Many of the insights gained from experiments are likely to be independent of location, and recommendations arising from them can therefore be extended to other countries/scenarios; although superficial attitudes to topics such as mining vary in different cultural contexts, the more fundamental psychology underlying how information is processed and used to form attitudes should not vary to the same extent.
Further experimental work will be completed online, and face-to-face once Covid-19 restrictions have been lifted. However initial results have been used to make some simple recommendations (extracted from the relevant PACIFIC deliverable available here: https://www.pacific-h2020.eu/wp-content/uploads/pacific_d6-3_recommendations_for_improved_communication.pdf):
- Printed and online materials should use techniques that have previously been shown to improve absorption of information: using bullet points and headings, separating information into clear categories or themes, reducing text, using illustrations and diagrams, etc.
- Information should be accurate but avoid unnecessary detail – additional information can be provided via other/external sources if needed.
- Independent organisations, such as government offices, geological surveys etc., should provide a comprehensive centralised repository of easily accessible neutral information.
- Organisations providing information should not assume that simply increasing the volume of accessible information will improve comprehension, nor that opposition to mining-relating activities stems from a lack of understanding.
- The structure of the information and how it is presented should be carefully considered, not only the content of the information.
More information and project results will be published through the PACIFIC project in 2021!

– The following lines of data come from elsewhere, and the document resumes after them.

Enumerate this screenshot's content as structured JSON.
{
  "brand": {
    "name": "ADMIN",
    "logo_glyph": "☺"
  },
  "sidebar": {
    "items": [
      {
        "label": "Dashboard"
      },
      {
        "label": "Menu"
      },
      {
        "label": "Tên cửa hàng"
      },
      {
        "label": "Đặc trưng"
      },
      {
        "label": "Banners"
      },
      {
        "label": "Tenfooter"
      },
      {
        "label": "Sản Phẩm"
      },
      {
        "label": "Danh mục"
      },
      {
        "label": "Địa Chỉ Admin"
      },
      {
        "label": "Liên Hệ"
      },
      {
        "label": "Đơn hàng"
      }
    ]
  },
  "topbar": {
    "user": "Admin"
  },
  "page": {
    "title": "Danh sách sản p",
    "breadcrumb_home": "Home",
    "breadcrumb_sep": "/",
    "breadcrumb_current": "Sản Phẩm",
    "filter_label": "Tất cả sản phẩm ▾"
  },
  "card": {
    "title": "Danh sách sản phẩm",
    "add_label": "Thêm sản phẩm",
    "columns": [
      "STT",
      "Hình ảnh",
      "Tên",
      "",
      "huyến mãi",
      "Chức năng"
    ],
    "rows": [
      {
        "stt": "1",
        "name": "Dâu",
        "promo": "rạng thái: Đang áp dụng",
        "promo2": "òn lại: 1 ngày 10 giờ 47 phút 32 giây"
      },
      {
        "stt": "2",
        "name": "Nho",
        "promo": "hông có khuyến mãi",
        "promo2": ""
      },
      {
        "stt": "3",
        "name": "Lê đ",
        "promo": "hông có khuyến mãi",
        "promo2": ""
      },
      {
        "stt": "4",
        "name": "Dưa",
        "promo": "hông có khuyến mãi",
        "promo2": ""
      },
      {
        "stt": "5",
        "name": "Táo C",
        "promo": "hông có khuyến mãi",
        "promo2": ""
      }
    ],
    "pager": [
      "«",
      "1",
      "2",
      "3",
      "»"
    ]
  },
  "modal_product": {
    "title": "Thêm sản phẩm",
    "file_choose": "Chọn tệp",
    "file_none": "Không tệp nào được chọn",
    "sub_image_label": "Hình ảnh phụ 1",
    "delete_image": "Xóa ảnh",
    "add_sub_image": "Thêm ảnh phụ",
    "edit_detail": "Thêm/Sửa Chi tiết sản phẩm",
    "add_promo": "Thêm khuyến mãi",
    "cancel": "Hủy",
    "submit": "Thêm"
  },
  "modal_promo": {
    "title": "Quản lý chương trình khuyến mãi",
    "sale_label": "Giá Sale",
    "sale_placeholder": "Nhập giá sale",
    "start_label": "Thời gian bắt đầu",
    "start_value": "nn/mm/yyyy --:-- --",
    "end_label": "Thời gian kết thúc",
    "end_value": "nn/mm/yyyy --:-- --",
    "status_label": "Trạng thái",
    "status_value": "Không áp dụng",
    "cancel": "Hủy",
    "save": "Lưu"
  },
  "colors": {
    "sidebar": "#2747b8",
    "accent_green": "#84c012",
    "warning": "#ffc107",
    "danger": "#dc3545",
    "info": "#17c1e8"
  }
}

Post written by Aoife Braiden, Geological Survey Ireland and Hannah Julienne, Economic and Social Research Institute.